As it turned out, the rough stretch lasted for roughly the last 20 miles.  I think I started swerving a bit around mile 23, but I'm not sure.  After the race as I rode the subway back to the hotel, I almost passed out.  It wasn't my day, and I'm at peace with that.  If I would have run conservatively, I may not have had as bad of a result, but it still wouldn't have been my day.  I would rather have a really bad race while trying to run a great race than just a pretty bad race while trying to just have a pretty bad race and nothing worse.

Every great race I have ever had has been the result of taking big risks.  That is the only way I know to have great races, and the day I am unwilling to risk everything in a race is the day I need to find something else to pour my heart and soul into.  I try to run every race like it is going to be great, because if it turns out it wasn't my day, it wouldn't have been my day anyways.  If I'm going to run aggressively, I have to accept that there will be some bad races, accept those races and try to learn from them.

I have working theories as to what went wrong.  The heat definitely hurt me, but I'm not sure if that was all.  Because of the heat, I made sure to drink a lot before and during the race.  Another theory that I have is that my stomach problems were because I drank more than I was used to before and/or during the race.  I will continue to think about what exactly went wrong, and intend to learn from it.
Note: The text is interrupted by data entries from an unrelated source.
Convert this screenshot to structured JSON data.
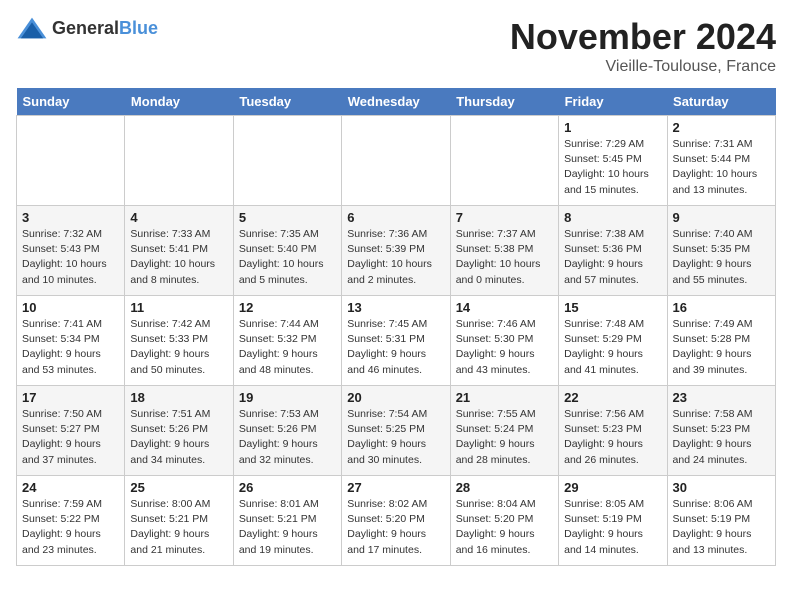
{
  "header": {
    "logo_general": "General",
    "logo_blue": "Blue",
    "month": "November 2024",
    "location": "Vieille-Toulouse, France"
  },
  "days_of_week": [
    "Sunday",
    "Monday",
    "Tuesday",
    "Wednesday",
    "Thursday",
    "Friday",
    "Saturday"
  ],
  "weeks": [
    [
      {
        "day": "",
        "info": ""
      },
      {
        "day": "",
        "info": ""
      },
      {
        "day": "",
        "info": ""
      },
      {
        "day": "",
        "info": ""
      },
      {
        "day": "",
        "info": ""
      },
      {
        "day": "1",
        "info": "Sunrise: 7:29 AM\nSunset: 5:45 PM\nDaylight: 10 hours and 15 minutes."
      },
      {
        "day": "2",
        "info": "Sunrise: 7:31 AM\nSunset: 5:44 PM\nDaylight: 10 hours and 13 minutes."
      }
    ],
    [
      {
        "day": "3",
        "info": "Sunrise: 7:32 AM\nSunset: 5:43 PM\nDaylight: 10 hours and 10 minutes."
      },
      {
        "day": "4",
        "info": "Sunrise: 7:33 AM\nSunset: 5:41 PM\nDaylight: 10 hours and 8 minutes."
      },
      {
        "day": "5",
        "info": "Sunrise: 7:35 AM\nSunset: 5:40 PM\nDaylight: 10 hours and 5 minutes."
      },
      {
        "day": "6",
        "info": "Sunrise: 7:36 AM\nSunset: 5:39 PM\nDaylight: 10 hours and 2 minutes."
      },
      {
        "day": "7",
        "info": "Sunrise: 7:37 AM\nSunset: 5:38 PM\nDaylight: 10 hours and 0 minutes."
      },
      {
        "day": "8",
        "info": "Sunrise: 7:38 AM\nSunset: 5:36 PM\nDaylight: 9 hours and 57 minutes."
      },
      {
        "day": "9",
        "info": "Sunrise: 7:40 AM\nSunset: 5:35 PM\nDaylight: 9 hours and 55 minutes."
      }
    ],
    [
      {
        "day": "10",
        "info": "Sunrise: 7:41 AM\nSunset: 5:34 PM\nDaylight: 9 hours and 53 minutes."
      },
      {
        "day": "11",
        "info": "Sunrise: 7:42 AM\nSunset: 5:33 PM\nDaylight: 9 hours and 50 minutes."
      },
      {
        "day": "12",
        "info": "Sunrise: 7:44 AM\nSunset: 5:32 PM\nDaylight: 9 hours and 48 minutes."
      },
      {
        "day": "13",
        "info": "Sunrise: 7:45 AM\nSunset: 5:31 PM\nDaylight: 9 hours and 46 minutes."
      },
      {
        "day": "14",
        "info": "Sunrise: 7:46 AM\nSunset: 5:30 PM\nDaylight: 9 hours and 43 minutes."
      },
      {
        "day": "15",
        "info": "Sunrise: 7:48 AM\nSunset: 5:29 PM\nDaylight: 9 hours and 41 minutes."
      },
      {
        "day": "16",
        "info": "Sunrise: 7:49 AM\nSunset: 5:28 PM\nDaylight: 9 hours and 39 minutes."
      }
    ],
    [
      {
        "day": "17",
        "info": "Sunrise: 7:50 AM\nSunset: 5:27 PM\nDaylight: 9 hours and 37 minutes."
      },
      {
        "day": "18",
        "info": "Sunrise: 7:51 AM\nSunset: 5:26 PM\nDaylight: 9 hours and 34 minutes."
      },
      {
        "day": "19",
        "info": "Sunrise: 7:53 AM\nSunset: 5:26 PM\nDaylight: 9 hours and 32 minutes."
      },
      {
        "day": "20",
        "info": "Sunrise: 7:54 AM\nSunset: 5:25 PM\nDaylight: 9 hours and 30 minutes."
      },
      {
        "day": "21",
        "info": "Sunrise: 7:55 AM\nSunset: 5:24 PM\nDaylight: 9 hours and 28 minutes."
      },
      {
        "day": "22",
        "info": "Sunrise: 7:56 AM\nSunset: 5:23 PM\nDaylight: 9 hours and 26 minutes."
      },
      {
        "day": "23",
        "info": "Sunrise: 7:58 AM\nSunset: 5:23 PM\nDaylight: 9 hours and 24 minutes."
      }
    ],
    [
      {
        "day": "24",
        "info": "Sunrise: 7:59 AM\nSunset: 5:22 PM\nDaylight: 9 hours and 23 minutes."
      },
      {
        "day": "25",
        "info": "Sunrise: 8:00 AM\nSunset: 5:21 PM\nDaylight: 9 hours and 21 minutes."
      },
      {
        "day": "26",
        "info": "Sunrise: 8:01 AM\nSunset: 5:21 PM\nDaylight: 9 hours and 19 minutes."
      },
      {
        "day": "27",
        "info": "Sunrise: 8:02 AM\nSunset: 5:20 PM\nDaylight: 9 hours and 17 minutes."
      },
      {
        "day": "28",
        "info": "Sunrise: 8:04 AM\nSunset: 5:20 PM\nDaylight: 9 hours and 16 minutes."
      },
      {
        "day": "29",
        "info": "Sunrise: 8:05 AM\nSunset: 5:19 PM\nDaylight: 9 hours and 14 minutes."
      },
      {
        "day": "30",
        "info": "Sunrise: 8:06 AM\nSunset: 5:19 PM\nDaylight: 9 hours and 13 minutes."
      }
    ]
  ]
}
If I can figure out how, I'm going to disable comments on this post.  Apparently there is a lot of drama on some message boards, and I'm trying to stay away from it.  I find that if I don't read all the bad things people I've never met have to say about me, then I'm a happier person for it.  I haven't read the message boards about my race, don't intend to, and don't really want a bunch of e-mails about the same type of comments on my blog.

Saturday, April 7, 2012

Apologies for the extended time since I've updated.  Given that my every day life seems...well, every day to me, I struggle with actually thinking things in my life are interesting enough that people actually want to read about them.  I'll start out with the most important things, saying when I'm going to be in Boston for the Boston Marathon.  I'm bib 26 for those watching.  That way people in the area who want to see me know that and when I'm there.  Then I'll let the blog devolve into trying to make mundane, uninteresting things in my life seem interesting.

I'm arriving in Boston the evening of Friday, April 13 (oooh, spooky), running the race on the morning of Monday the 16th, and leaving before I see the sun on Tuesday the 17th.  I'll probably be pretty lazy and not up for much during Saturday and Sunday, and I'll probably be pretty tired on Monday afternoon and evening.  I'm going to a PowerBar Recovery Party after the race (assuming I can walk by then), although I don't know where or when that is other than somewhere in Boston sometime on Monday.  And I'll be on a plane before anybody with any complaints about my race can find me on Tuesday morning.

I'm done with the important parts of my blog, so you can all stop reading.  Seriously.  Because all I really have to say is that I'm coming off one of the most pathetic moments of my life a few days ago.  I got a first degree burn from a sock full of rice.  That's about all there is other than things like working on community presentations, training, running away from vicious turkeys, you know, the stuff that happens all the time around here.